The opening of Angels Turn Their Backs is starkly, effectively realist. Addy’s anxiety, her fears, her phobia, are portrayed with a raw emotion that suggests personal experience, or at least a strong familiarity and empathy with the subject. Reading the first two chapters, I thought to myself: where is Margaret Buffie’s signature recourse to the paranormal? How on earth is she going to integrate the paranormal into this powerfully realist exploration of anxiety? I should not have worried (been so anxious…).
Addy suffers from agoraphobia, the fear of open spaces, of leaving the security of one’s home/house/enclosed space to enter into the wide world. She moves to Winnipeg with her mother, who is running from a messy separation, and finds herself in a run-down boarding house, with a “storage” room that makes strange sounds.

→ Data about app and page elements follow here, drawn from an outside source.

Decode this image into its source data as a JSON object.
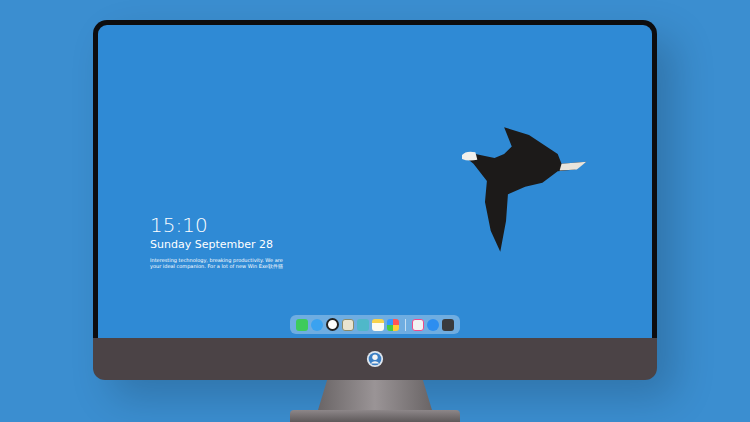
{
  "lockscreen": {
    "time": "15:10",
    "date": "Sunday September 28",
    "tagline": [
      "Interesting technology, breaking productivity. We are",
      "your ideal companion. For a lot of new Win Exe软件猫"
    ]
  }
}
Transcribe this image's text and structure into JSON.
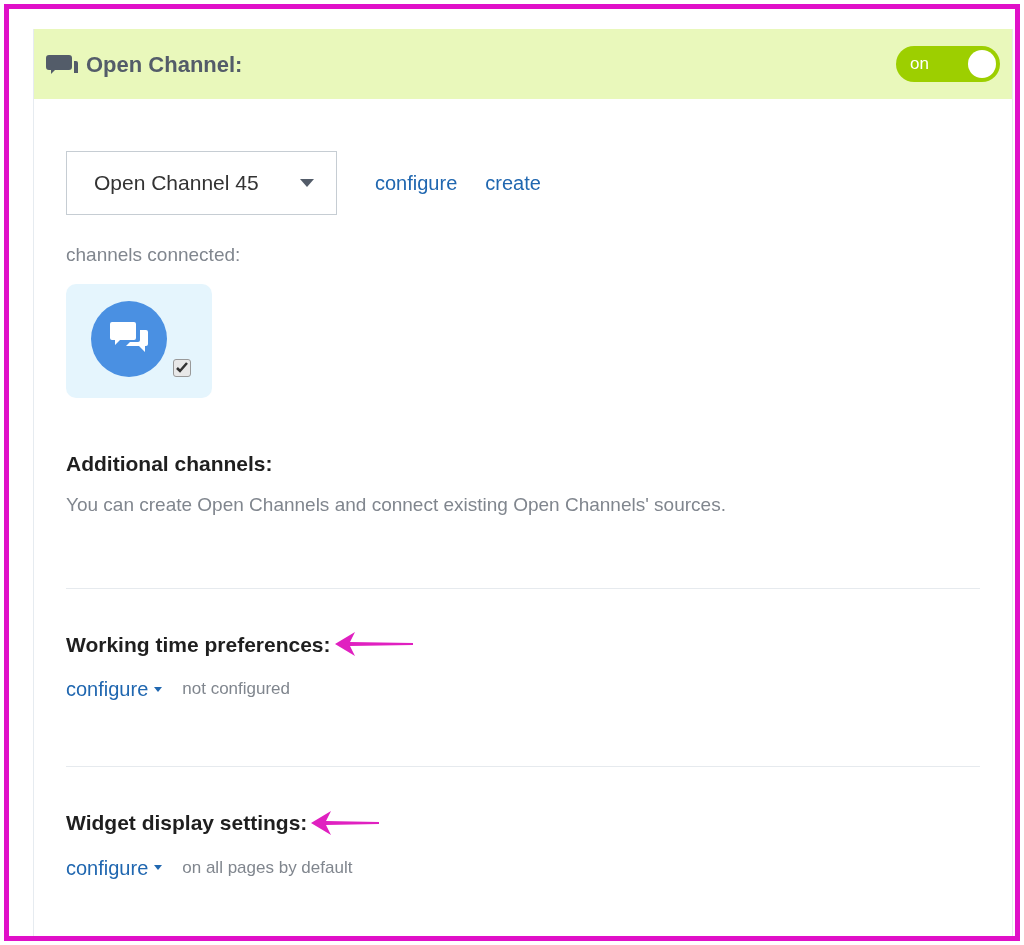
{
  "header": {
    "title": "Open Channel:",
    "toggle": {
      "label": "on",
      "on": true
    }
  },
  "selector": {
    "value": "Open Channel 45",
    "links": [
      "configure",
      "create"
    ]
  },
  "connected": {
    "label": "channels connected:",
    "channels": [
      {
        "checked": true
      }
    ]
  },
  "additional": {
    "title": "Additional channels:",
    "text": "You can create Open Channels and connect existing Open Channels' sources."
  },
  "sections": [
    {
      "title": "Working time preferences:",
      "link": "configure",
      "status": "not configured",
      "highlighted": true
    },
    {
      "title": "Widget display settings:",
      "link": "configure",
      "status": "on all pages by default",
      "highlighted": true
    }
  ]
}
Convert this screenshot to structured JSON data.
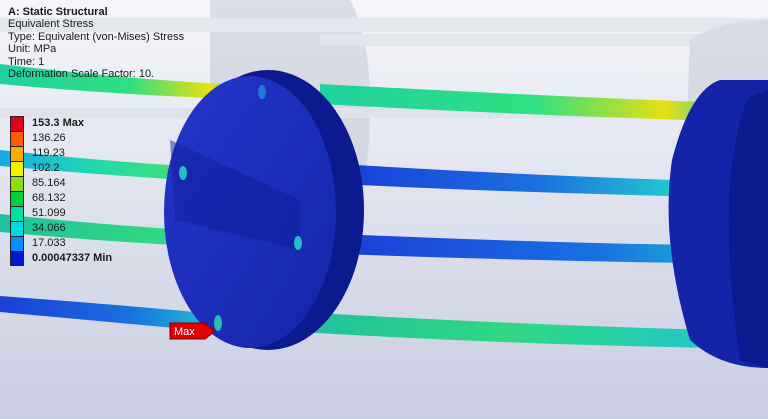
{
  "info": {
    "analysis": "A: Static Structural",
    "result": "Equivalent Stress",
    "type": "Type: Equivalent (von-Mises) Stress",
    "unit": "Unit: MPa",
    "time": "Time: 1",
    "scale": "Deformation Scale Factor: 10."
  },
  "legend": {
    "items": [
      {
        "label": "153.3 Max",
        "color": "#e0001a",
        "bold": true
      },
      {
        "label": "136.26",
        "color": "#ff5a00"
      },
      {
        "label": "119.23",
        "color": "#ffaa00"
      },
      {
        "label": "102.2",
        "color": "#f2f200"
      },
      {
        "label": "85.164",
        "color": "#8ee000"
      },
      {
        "label": "68.132",
        "color": "#00d040"
      },
      {
        "label": "51.099",
        "color": "#00e0a0"
      },
      {
        "label": "34.066",
        "color": "#00d8e0"
      },
      {
        "label": "17.033",
        "color": "#0090ff"
      },
      {
        "label": "0.00047337 Min",
        "color": "#0018d0",
        "bold": true
      }
    ]
  },
  "probe": {
    "label": "Max",
    "color": "#e00000"
  },
  "colors": {
    "disk": "#1b2fc4",
    "disk_dark": "#0d1a8f",
    "ghost_disk": "#c7cbd6",
    "background_top": "#f4f6fa",
    "background_bottom": "#c9cde0"
  }
}
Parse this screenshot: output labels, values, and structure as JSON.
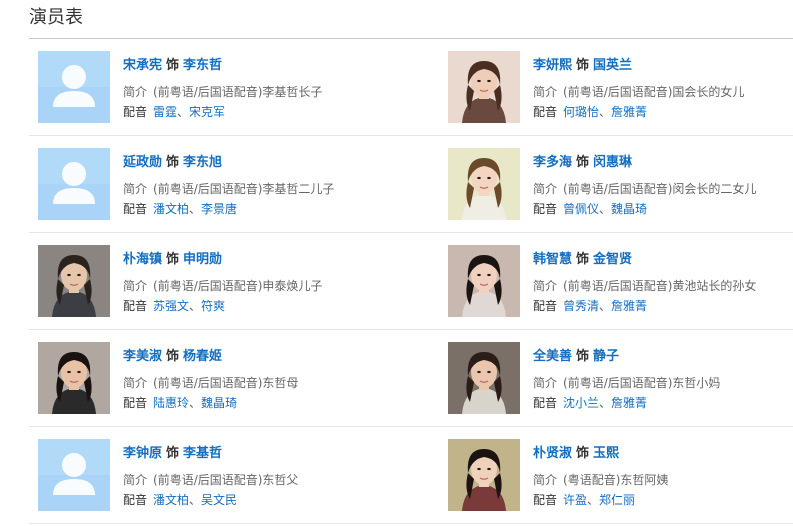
{
  "section_title": "演员表",
  "as_word": "饰",
  "intro_label": "简介",
  "voice_label": "配音",
  "voice_sep": "、",
  "colors": {
    "link": "#136ec2",
    "text": "#333333",
    "muted": "#666666",
    "placeholder_bg": "#a9d4f7"
  },
  "cast": [
    {
      "actor": "宋承宪",
      "role": "李东哲",
      "intro": "(前粤语/后国语配音)李基哲长子",
      "voices": [
        "雷霆",
        "宋克军"
      ],
      "photo": "placeholder-avatar-icon"
    },
    {
      "actor": "李妍熙",
      "role": "国英兰",
      "intro": "(前粤语/后国语配音)国会长的女儿",
      "voices": [
        "何璐怡",
        "詹雅菁"
      ],
      "photo": "actress-photo"
    },
    {
      "actor": "延政勋",
      "role": "李东旭",
      "intro": "(前粤语/后国语配音)李基哲二儿子",
      "voices": [
        "潘文柏",
        "李景唐"
      ],
      "photo": "placeholder-avatar-icon"
    },
    {
      "actor": "李多海",
      "role": "闵惠琳",
      "intro": "(前粤语/后国语配音)闵会长的二女儿",
      "voices": [
        "曾佩仪",
        "魏晶琦"
      ],
      "photo": "actress-photo"
    },
    {
      "actor": "朴海镇",
      "role": "申明勋",
      "intro": "(前粤语/后国语配音)申泰焕儿子",
      "voices": [
        "苏强文",
        "符爽"
      ],
      "photo": "actor-photo"
    },
    {
      "actor": "韩智慧",
      "role": "金智贤",
      "intro": "(前粤语/后国语配音)黄池站长的孙女",
      "voices": [
        "曾秀清",
        "詹雅菁"
      ],
      "photo": "actress-photo"
    },
    {
      "actor": "李美淑",
      "role": "杨春姬",
      "intro": "(前粤语/后国语配音)东哲母",
      "voices": [
        "陆惠玲",
        "魏晶琦"
      ],
      "photo": "actress-photo"
    },
    {
      "actor": "全美善",
      "role": "静子",
      "intro": "(前粤语/后国语配音)东哲小妈",
      "voices": [
        "沈小兰",
        "詹雅菁"
      ],
      "photo": "actress-photo"
    },
    {
      "actor": "李钟原",
      "role": "李基哲",
      "intro": "(前粤语/后国语配音)东哲父",
      "voices": [
        "潘文柏",
        "吴文民"
      ],
      "photo": "placeholder-avatar-icon"
    },
    {
      "actor": "朴贤淑",
      "role": "玉熙",
      "intro": "(粤语配音)东哲阿姨",
      "voices": [
        "许盈",
        "郑仁丽"
      ],
      "photo": "actress-photo"
    }
  ]
}
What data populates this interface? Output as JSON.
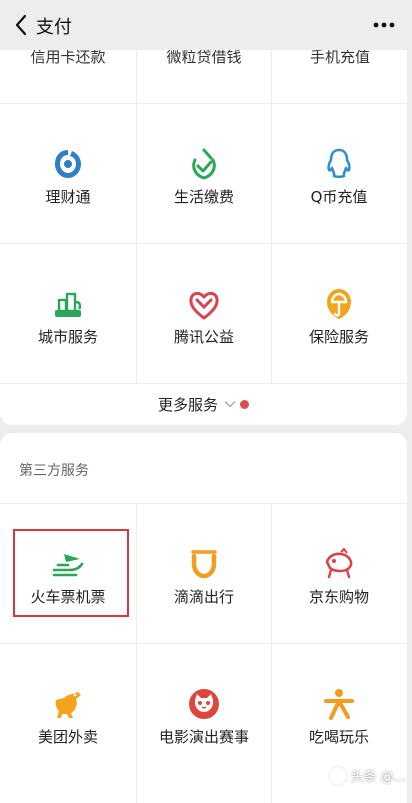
{
  "header": {
    "title": "支付"
  },
  "top_partial": [
    "信用卡还款",
    "微粒贷借钱",
    "手机充值"
  ],
  "services": [
    {
      "label": "理财通",
      "icon": "wealth-icon"
    },
    {
      "label": "生活缴费",
      "icon": "utility-icon"
    },
    {
      "label": "Q币充值",
      "icon": "qq-coin-icon"
    },
    {
      "label": "城市服务",
      "icon": "city-icon"
    },
    {
      "label": "腾讯公益",
      "icon": "charity-icon"
    },
    {
      "label": "保险服务",
      "icon": "insurance-icon"
    }
  ],
  "more_services": {
    "label": "更多服务"
  },
  "third_party": {
    "title": "第三方服务",
    "items": [
      {
        "label": "火车票机票",
        "icon": "train-plane-icon"
      },
      {
        "label": "滴滴出行",
        "icon": "didi-icon"
      },
      {
        "label": "京东购物",
        "icon": "jd-icon"
      },
      {
        "label": "美团外卖",
        "icon": "meituan-icon"
      },
      {
        "label": "电影演出赛事",
        "icon": "maoyan-icon"
      },
      {
        "label": "吃喝玩乐",
        "icon": "dianping-icon"
      }
    ]
  },
  "watermark": "头条 @..."
}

The strange sounds turn out to be the natural, if exotic, sounds of a African Gray parrot, left by the previous owner of the house. The previous owner, however, provides the paranormal aspect I was waiting for. Lotta Engel had in her old age suffered from agoraphobia, but her tragic story had deeper roots, roots that did not let her soul rest after death. Through the heightened emotional attunement that her condition creates, Addy taps into Lotta’s soul’s distress, and by helping Lotta find peace, Addy ultimately helps herself.
This might seem a simplistic relation of cause and effect, but Buffie has once again created an intricate mosaic of personalities, souls, emotional planes for her characters to embody or inhabit. The ghostly Lotta begs Addy to finish her life’s-work; Page, another border, is caught in an abusive relationship; Harmon, the seemingly lower-class land-lord, is attracted to Addy’s mother, who returns his respect and affection; Harmon’s son Sean is attracted to Addy; Addy is wary of everyone except Page, trusting her intimate acquaintances as little as she trusts the outside world. This complex web of relationships plays out against the internal monologue that is Addy’s mental and emotional state as she struggles with her own affliction and the reality of a world that expects teenagers to attend school, go shopping for their mothers, and generally maintain a social presence in the world. The narrative effect is brilliant, and the reader comes away from the story with a fundamental understanding of how it must feel to suffer from the anxiety that agoraphobia creates, and how hard it is for the world to understand an anxiety that is primarily internal, an anxiety of inaction. Through her undeniable affection for both Page and her mother—and her involvement in Lotta’s history—Addy manages to find the strength to begin to overcome her fears. At the end of the novel, though, her healing has only begun. Buffie is honest in asserting that emotional traumas are not overcome through one monumental incident, but take years of hard work on the part of the sufferer. Through her involvement in the lives of those around her, Addy has taken the first steps on that road; as readers, we trust that the people she loves will support her as she moves towards a fuller healing. Would that all sufferers of agoraphobia and other anxieties had as strong a support system for their journeys.